Women dissatisfaction with their measurements and their own image is permanent, the feeling of inadequacy is established in their lives making it impossible for them to feel at ease with their own bodies and imagining that they will never achieve the ideal beauty. Endless time and energy is wasted in diets, measurements, clothes, dietetics and cosmetics.
What do women that don’t eat, eat? They eat their hunger. They are hungry for their most secret desires, their deepest need for affection, and their most secretive dreams. A hunger that canʼt be satiated and that makes them hungrier. The ones that eat too much, and the ones that eat too little, deny the hunger of their emotions. Women are hungry, distant from their bodies and desires, exiled from their bodies ‒ the only ones that could provide them with pleasure and joy. Because women nourish the world in many different ways, affective, real or symbolic, with their food and affections, their capacity for dancing, for laughter and partying with their men, their children and girlfriends, are sad, they don’t recognize themselves in their bodies and in their natural movements. Women today, are hungry of themselves. They are hungry for everything they could be, feel and make.

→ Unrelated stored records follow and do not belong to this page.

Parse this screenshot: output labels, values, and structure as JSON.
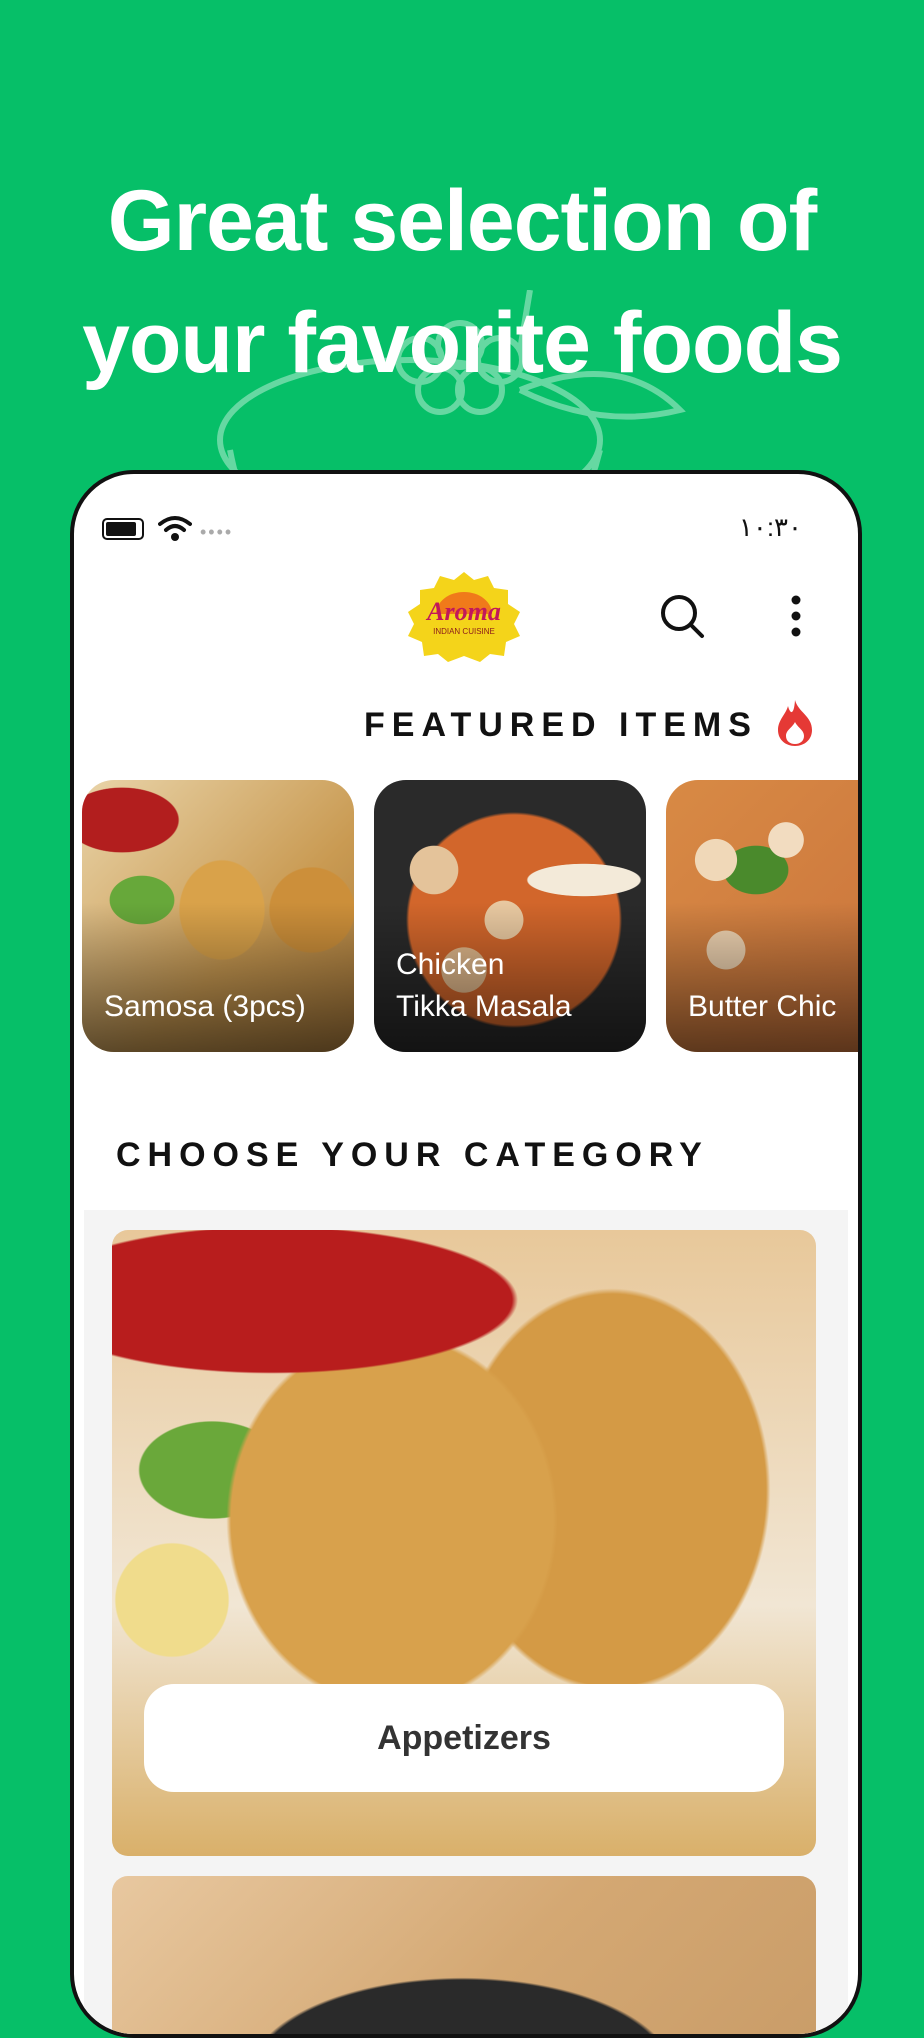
{
  "headline": {
    "line1": "Great selection of",
    "line2": "your favorite foods"
  },
  "status_bar": {
    "time": "١٠:٣٠",
    "signal": "••••"
  },
  "app": {
    "logo_text": "Aroma",
    "logo_subtext": "INDIAN CUISINE"
  },
  "featured": {
    "title": "FEATURED ITEMS",
    "items": [
      {
        "line1": "Samosa (3pcs)",
        "line2": ""
      },
      {
        "line1": "Chicken",
        "line2": "Tikka Masala"
      },
      {
        "line1": "Butter Chic",
        "line2": ""
      }
    ]
  },
  "categories": {
    "title": "CHOOSE YOUR CATEGORY",
    "items": [
      {
        "label": "Appetizers"
      }
    ]
  },
  "colors": {
    "background": "#06BF68",
    "flame": "#E53935",
    "logo_yellow": "#F4D41A"
  },
  "icons": [
    "battery-icon",
    "wifi-icon",
    "search-icon",
    "more-vertical-icon",
    "flame-icon",
    "bowl-illustration"
  ]
}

Even dominating sophisticated technologies and having accessed positions of power never dreamed of by their mothers and grandmothers, they are still trapped by a mental corset that neglects and disqualifies their self-image creating feeling of inadequacy that make them insecure and unhappy.
In many of her texts, Marcela Lagarde says that today women are acting like medieval creatures longing for a romantic love impossible to be found and with no critical reflection on their self-respect. This undermines and weakens them, as nobody with these feelings can develop their own potential.
The question remains and goes beyond: what are we teaching our girls? Who takes care of our girls?
Text by Lelia Almeida
Translation by Maria Cecília Reyes Livieres